## WHAT TO DO
Please filter the data down to the lines that include the word "question" and copy them.

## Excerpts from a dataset
··········
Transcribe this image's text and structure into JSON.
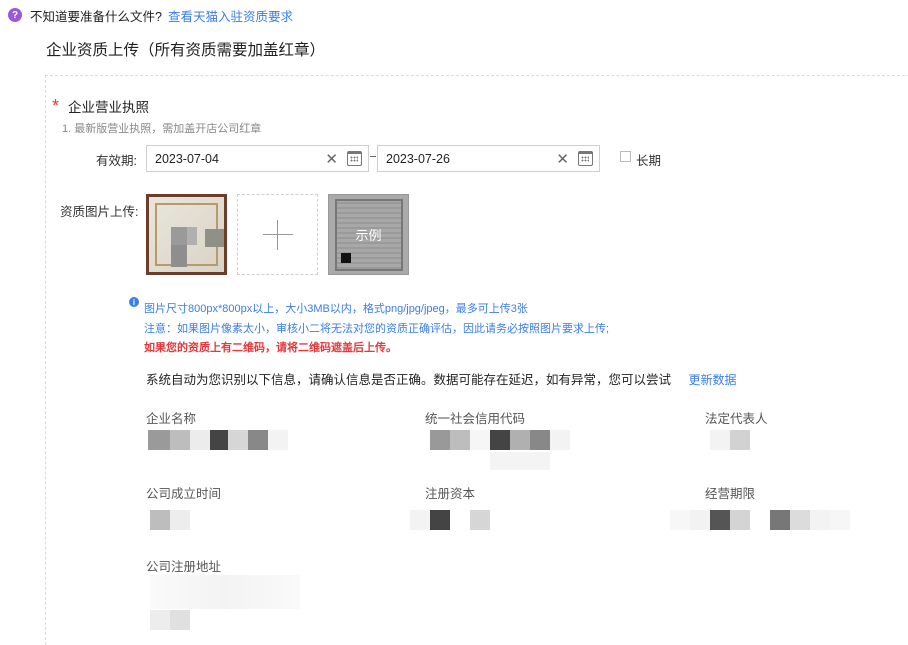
{
  "topbar": {
    "question": "不知道要准备什么文件?",
    "link": "查看天猫入驻资质要求"
  },
  "section_title": "企业资质上传（所有资质需要加盖红章）",
  "license": {
    "required_mark": "*",
    "title": "企业营业执照",
    "subtitle": "1. 最新版营业执照，需加盖开店公司红章",
    "validity_label": "有效期:",
    "start_date": "2023-07-04",
    "end_date": "2023-07-26",
    "long_term_label": "长期",
    "long_term_checked": false,
    "upload_label": "资质图片上传:",
    "sample_label": "示例"
  },
  "notes": {
    "size_tip": "图片尺寸800px*800px以上，大小3MB以内，格式png/jpg/jpeg，最多可上传3张",
    "quality_tip": "注意：如果图片像素太小，审核小二将无法对您的资质正确评估，因此请务必按照图片要求上传;",
    "qr_warning": "如果您的资质上有二维码，请将二维码遮盖后上传。"
  },
  "auto_recognition": {
    "text": "系统自动为您识别以下信息，请确认信息是否正确。数据可能存在延迟，如有异常，您可以尝试",
    "refresh_link": "更新数据"
  },
  "fields": {
    "company_name": "企业名称",
    "credit_code": "统一社会信用代码",
    "legal_rep": "法定代表人",
    "established": "公司成立时间",
    "capital": "注册资本",
    "term": "经营期限",
    "address": "公司注册地址"
  },
  "colors": {
    "link": "#3b7ee8",
    "required": "#e4393c",
    "help_icon": "#9b59d6"
  },
  "icons": {
    "help": "question-circle-icon",
    "clear": "close-icon",
    "calendar": "calendar-icon",
    "upload": "plus-icon",
    "info": "info-circle-icon"
  }
}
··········
## WRITTEN REPLY
    "question": "不知道要准备什么文件?",
    "help": "question-circle-icon",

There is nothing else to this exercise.